    Blackadder – I’ll have to take your word for it that this aspect of corporate law has analogous applications to Amnesty International and labor unions. Assuming it does, it seems obvious that the kinds of “protections” that AI and unions would be interested in are far far different than those that corporations are interested in. It is unclear to me how revoking corporate personhood would affect such groups or why whatever “protection” they seek would have to be enshrined in that way.

  • Blackadder

    It is unclear to me how revoking corporate personhood would affect such groups or why whatever “protection” they seek would have to be enshrined in that way.

    Because they are juridical persons.

    Corporate personhood originally was (and remains) a means of consumer and worker protection. Since you can only sue a (legal) person, getting rid of personhood would mean that people who were injured by corporations would have no remedy (I mean, you might be able to sue the underlying or whoever who actually physically harmed you, but chances are his pockets aren’t that deep).

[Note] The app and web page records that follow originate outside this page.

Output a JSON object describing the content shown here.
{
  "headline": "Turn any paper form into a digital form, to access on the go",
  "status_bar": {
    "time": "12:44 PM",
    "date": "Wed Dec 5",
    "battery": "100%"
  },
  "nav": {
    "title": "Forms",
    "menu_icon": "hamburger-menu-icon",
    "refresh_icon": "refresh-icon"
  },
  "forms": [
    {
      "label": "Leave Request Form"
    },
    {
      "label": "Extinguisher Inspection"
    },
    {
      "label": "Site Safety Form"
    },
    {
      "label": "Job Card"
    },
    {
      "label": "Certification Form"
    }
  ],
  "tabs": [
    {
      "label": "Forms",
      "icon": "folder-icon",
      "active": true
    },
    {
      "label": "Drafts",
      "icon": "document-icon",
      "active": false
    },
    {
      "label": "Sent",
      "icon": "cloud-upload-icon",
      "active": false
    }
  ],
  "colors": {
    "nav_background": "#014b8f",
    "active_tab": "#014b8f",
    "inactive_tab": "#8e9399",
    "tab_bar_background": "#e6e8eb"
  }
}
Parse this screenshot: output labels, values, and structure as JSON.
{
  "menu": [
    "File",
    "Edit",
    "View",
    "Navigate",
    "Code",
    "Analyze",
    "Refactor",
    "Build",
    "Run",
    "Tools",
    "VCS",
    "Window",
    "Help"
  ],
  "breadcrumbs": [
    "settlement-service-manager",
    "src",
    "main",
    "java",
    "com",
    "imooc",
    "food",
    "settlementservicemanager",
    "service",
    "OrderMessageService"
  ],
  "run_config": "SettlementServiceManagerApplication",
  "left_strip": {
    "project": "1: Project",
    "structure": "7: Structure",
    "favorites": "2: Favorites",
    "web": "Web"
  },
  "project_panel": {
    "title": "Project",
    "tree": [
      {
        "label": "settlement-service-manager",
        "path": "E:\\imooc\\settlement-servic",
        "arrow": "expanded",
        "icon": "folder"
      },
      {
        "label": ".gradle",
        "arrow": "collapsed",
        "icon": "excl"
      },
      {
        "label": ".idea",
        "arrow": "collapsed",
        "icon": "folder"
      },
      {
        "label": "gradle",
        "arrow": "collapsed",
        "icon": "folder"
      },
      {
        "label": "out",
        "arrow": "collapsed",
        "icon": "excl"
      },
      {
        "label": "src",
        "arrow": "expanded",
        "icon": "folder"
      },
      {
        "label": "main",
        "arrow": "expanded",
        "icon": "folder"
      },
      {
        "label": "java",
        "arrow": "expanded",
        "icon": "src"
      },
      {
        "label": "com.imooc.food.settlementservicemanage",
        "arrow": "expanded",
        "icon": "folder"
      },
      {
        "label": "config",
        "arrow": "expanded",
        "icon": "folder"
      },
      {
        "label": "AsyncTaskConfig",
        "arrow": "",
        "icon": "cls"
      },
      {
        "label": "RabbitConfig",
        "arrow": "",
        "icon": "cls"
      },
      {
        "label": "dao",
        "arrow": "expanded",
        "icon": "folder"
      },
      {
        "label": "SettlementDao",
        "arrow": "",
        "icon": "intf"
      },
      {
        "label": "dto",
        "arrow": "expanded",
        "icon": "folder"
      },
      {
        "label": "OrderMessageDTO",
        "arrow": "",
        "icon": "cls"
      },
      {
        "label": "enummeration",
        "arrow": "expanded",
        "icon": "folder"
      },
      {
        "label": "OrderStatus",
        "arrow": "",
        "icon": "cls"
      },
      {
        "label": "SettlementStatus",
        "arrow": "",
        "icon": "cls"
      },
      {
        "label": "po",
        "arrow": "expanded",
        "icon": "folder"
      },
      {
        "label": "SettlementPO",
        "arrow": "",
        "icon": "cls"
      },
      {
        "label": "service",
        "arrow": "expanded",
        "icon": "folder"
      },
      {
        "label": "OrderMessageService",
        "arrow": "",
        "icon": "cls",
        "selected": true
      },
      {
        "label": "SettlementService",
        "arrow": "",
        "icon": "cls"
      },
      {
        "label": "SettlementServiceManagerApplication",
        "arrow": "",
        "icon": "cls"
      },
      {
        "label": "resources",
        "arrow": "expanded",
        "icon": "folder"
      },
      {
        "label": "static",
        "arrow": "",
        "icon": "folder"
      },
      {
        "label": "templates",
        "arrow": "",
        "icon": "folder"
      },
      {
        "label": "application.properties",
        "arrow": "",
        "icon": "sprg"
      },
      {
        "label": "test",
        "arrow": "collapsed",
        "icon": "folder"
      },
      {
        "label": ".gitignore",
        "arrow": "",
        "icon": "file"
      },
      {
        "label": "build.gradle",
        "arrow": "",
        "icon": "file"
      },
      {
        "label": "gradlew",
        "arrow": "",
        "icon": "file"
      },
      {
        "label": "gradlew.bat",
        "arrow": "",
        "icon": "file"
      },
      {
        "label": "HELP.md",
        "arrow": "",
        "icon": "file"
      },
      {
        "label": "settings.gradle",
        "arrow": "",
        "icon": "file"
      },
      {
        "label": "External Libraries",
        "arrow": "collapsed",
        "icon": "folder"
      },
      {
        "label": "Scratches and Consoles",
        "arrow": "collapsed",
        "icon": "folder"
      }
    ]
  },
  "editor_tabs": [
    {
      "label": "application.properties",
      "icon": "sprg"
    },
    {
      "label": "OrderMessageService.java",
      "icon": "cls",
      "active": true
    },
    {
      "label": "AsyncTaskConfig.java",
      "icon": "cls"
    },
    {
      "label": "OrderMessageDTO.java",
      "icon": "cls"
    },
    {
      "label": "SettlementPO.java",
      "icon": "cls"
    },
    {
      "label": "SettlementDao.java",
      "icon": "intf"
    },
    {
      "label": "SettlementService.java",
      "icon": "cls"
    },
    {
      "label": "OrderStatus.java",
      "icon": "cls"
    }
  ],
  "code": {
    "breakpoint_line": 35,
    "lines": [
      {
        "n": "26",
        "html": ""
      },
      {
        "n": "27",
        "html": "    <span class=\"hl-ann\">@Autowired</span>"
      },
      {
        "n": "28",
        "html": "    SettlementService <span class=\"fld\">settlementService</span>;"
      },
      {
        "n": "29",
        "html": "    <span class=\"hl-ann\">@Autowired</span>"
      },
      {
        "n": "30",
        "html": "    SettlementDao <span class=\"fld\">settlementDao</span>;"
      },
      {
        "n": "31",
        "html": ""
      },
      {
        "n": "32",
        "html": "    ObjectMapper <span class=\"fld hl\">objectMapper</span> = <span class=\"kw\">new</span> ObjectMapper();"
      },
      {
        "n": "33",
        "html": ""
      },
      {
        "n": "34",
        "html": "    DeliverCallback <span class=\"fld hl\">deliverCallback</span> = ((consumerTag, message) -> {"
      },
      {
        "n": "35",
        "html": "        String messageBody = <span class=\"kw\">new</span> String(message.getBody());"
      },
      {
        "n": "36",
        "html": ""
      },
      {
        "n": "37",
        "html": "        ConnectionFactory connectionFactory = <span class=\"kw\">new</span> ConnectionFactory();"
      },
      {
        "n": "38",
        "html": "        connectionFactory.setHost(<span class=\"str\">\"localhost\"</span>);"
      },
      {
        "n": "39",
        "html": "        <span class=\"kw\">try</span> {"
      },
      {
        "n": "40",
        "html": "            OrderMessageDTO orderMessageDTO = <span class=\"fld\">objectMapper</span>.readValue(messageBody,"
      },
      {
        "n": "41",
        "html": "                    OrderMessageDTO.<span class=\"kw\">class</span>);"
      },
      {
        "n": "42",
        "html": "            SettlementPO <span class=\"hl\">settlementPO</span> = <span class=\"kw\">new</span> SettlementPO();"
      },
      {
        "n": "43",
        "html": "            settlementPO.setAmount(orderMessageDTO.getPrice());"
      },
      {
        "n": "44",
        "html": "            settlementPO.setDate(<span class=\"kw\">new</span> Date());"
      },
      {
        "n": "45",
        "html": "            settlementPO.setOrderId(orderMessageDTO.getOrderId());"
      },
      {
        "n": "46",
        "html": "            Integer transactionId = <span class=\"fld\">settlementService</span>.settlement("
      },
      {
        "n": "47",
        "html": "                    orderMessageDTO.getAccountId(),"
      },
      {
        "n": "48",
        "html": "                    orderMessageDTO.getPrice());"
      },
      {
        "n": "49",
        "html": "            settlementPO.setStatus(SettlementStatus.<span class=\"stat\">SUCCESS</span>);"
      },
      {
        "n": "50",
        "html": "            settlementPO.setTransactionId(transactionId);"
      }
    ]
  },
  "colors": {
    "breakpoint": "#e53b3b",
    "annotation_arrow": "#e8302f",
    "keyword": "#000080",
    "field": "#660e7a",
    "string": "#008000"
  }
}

    • But again, I don’t see what this has to do with Amnesty International.

  • Blackadder


    Amnesty International *is* a corporation (at least Amnesty International USA is, I don’t know how they are organized in other countries). So when you’re talking about getting rid of personhood for corporations, you’re talking about getting rid of it for AIUSA.

    • You’ll hear no complaints from me on that. Even if AI is technically categorized as a “corporation,” its purpose is not the generation of profit.

  • Blackadder

    So you don’t have a problem with AIUSA being denied First Amendment rights? Or people lacking the ability to sue a corporation when they are harmed by it?

  • BA – Not recognizing AIUSA as a “person” would not necessarily mean denying First Amendment rights. Similarly, removing the “personhood” of corporations would not necessarily mean corporations could not be held accountable for what they do. In reality corporate personhood does not seem to result in corporations being held accountable more often.

    Basically you seem to miss that just as corporate personhood is not set in stone, whatever results from the reversal of that definition that you might imagine would not be set in stone and could be dealt with in other ways.

  • David Raber

    Ryan writes:

    “I think it would be fair to say that at one time, most corporations understood their purpose as providing a good or service, and profit was a benefit to the owner for providing that good or service.”

    I’m afraid that capitalism has always been about making a buck, period–or at any rate this is the overwhelming tendency. There will always be those who care about their work and take great pleasure and pride in providing an excellent product or service, but these people are working not in harmony with but against the system, which remorselessly promotes the lowest possibly quality at the highest possible price.